1st Edition

Living in Mandatory Palestine Personal Narratives of Resilience of the Galilee during the Mandate Period 1918–1948

    176 Pages 1 B/W Illustrations
    by Routledge

    176 Pages 1 B/W Illustrations
    by Routledge

    This book, the product of a series of 40 interviews with Israelis and Palestinians, describes everyday life in Galilee during the Mandate period. The individual narratives are skillfully embedded in larger historical and social histories by a team of authors who come from diverse academic backgrounds. It offers a glimpse into Israelis’ and Palestinians’ experiences of war and peace and sheds new light on the challenges facing Israeli society today. This work is ideal for scholars and students of the social sciences, particularly those interested in the psychological repercussions of political and social events.

    Preface Section I: Prologue: Historical Context 1. The Galilee Region Between the Ottoman and Mandate Period Mustafa Abbasi 2. Origins and Expressions of Resilience in Israeli Society until 1967, Historical Outline Yair Seltenreich Section II. Sample-Level Findings 3. Societal Findings Roberta Greene 4. Understanding Select Minorities of the Galilee: Intrapersonal Relations Roberta Greene 5. Sociocultural, Interpersonal, and Personal Findings Roberta Greene 6. Reflection of Emotions Yair Seltenreich Section III. Participant Themes and Quotes 7. Remembering the Shoah and Making Aliyah Roberta Greene 8. Leading Less Traditional Lives Roberta Greene 9. Establishing and Living on the Kibbutz Roberta Greene 10. Learning History from Two Women from Safed Shira Hantman 11. Arab Community Survival in Galilee: The Village of Jish During Hiram Operation in the 1948 War Mustafa Abbasi Epilogue Appendix I. Theory and Methodology Appendix II. Notes from Lectures Presented to Student Interviewers


    Roberta R. Greene, Ph.D., LCSW, was Professor and Louis and Ann Wolens Centennial Chair in Gerontology and Social Welfare in the School of Social Work at the University of Texas at Austin, USA. Her work experience has included clinical social work with older adults and refugee resettlement. She is the author of over 15 books and numerous research articles.

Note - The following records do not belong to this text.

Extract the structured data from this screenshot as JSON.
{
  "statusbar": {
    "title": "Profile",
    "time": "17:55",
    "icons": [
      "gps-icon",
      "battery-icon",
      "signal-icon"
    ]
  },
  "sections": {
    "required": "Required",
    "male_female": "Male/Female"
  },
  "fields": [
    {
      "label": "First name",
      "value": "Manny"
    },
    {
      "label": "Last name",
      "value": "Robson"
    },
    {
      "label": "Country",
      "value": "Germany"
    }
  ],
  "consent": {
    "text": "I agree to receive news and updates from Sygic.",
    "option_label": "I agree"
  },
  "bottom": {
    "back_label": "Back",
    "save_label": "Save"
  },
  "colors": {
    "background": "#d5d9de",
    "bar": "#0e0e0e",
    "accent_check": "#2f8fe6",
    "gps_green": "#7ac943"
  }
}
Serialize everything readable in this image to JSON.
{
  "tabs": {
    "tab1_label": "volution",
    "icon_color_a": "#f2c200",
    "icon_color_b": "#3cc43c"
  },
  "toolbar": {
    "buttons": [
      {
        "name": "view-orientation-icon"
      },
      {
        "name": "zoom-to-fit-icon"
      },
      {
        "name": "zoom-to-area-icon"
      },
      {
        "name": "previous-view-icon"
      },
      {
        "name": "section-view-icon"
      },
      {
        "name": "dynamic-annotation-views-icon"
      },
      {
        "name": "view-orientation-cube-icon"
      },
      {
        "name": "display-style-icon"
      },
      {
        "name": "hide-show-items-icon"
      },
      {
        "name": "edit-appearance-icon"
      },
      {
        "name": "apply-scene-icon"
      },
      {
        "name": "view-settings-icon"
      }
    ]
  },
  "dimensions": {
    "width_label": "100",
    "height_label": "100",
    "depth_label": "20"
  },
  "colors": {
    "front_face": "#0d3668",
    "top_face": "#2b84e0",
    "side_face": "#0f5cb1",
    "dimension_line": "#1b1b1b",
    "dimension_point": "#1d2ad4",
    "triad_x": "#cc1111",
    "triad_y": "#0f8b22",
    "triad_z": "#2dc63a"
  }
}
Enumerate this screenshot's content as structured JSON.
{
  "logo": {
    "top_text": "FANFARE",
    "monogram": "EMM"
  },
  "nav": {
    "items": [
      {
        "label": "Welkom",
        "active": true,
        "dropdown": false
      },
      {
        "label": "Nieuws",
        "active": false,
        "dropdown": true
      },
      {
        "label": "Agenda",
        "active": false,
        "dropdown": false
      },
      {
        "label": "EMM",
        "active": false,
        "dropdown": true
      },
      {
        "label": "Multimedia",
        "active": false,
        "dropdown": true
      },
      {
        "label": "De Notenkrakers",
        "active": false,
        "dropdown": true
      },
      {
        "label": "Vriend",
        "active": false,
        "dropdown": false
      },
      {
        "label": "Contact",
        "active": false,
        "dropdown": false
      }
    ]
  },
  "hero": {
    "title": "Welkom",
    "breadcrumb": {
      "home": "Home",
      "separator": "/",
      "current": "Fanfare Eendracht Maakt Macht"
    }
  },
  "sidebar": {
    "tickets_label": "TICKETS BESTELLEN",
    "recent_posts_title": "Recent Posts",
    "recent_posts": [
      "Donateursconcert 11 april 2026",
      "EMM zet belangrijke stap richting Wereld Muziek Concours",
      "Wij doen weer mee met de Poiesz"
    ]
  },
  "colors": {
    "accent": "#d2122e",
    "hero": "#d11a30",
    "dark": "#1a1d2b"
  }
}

    Shira Hantman, Ph.D., is a Vice President at Tel-Hai College, Israel. She has published extensively in the field of gerontology, specifically on the topics of intergenerational family relationships, trauma, Holocaust survivors, and aging and forgiveness.

    Yair Seltenreich, Ph.D., is Professor and Head of the Department of Multidisciplinary Studies at Tel-Hai College, Israel. He also teaches at the Centre for the Study of European Politics and Society, Ben-Gurion University of the Negev, Israel. He has written extensively on the history of the Galilee.

    Mustafa Abbasi, Ph.D., is Professor of History in the Department of Multidisciplinary Studies at Tel-Hai College, Israel. His research focuses on the social, economic, and political history of the Arab population in the northern part of Palestine during the British Mandate period (1918-1948).

    Nancy Greene is a licensed clinical social worker who practices in home health care and hospice services. She is an adjunct professor at Johnson C. Smith University in Charlotte, North Carolina, USA, where she teaches human behavior and the social environment, and geriatric social work.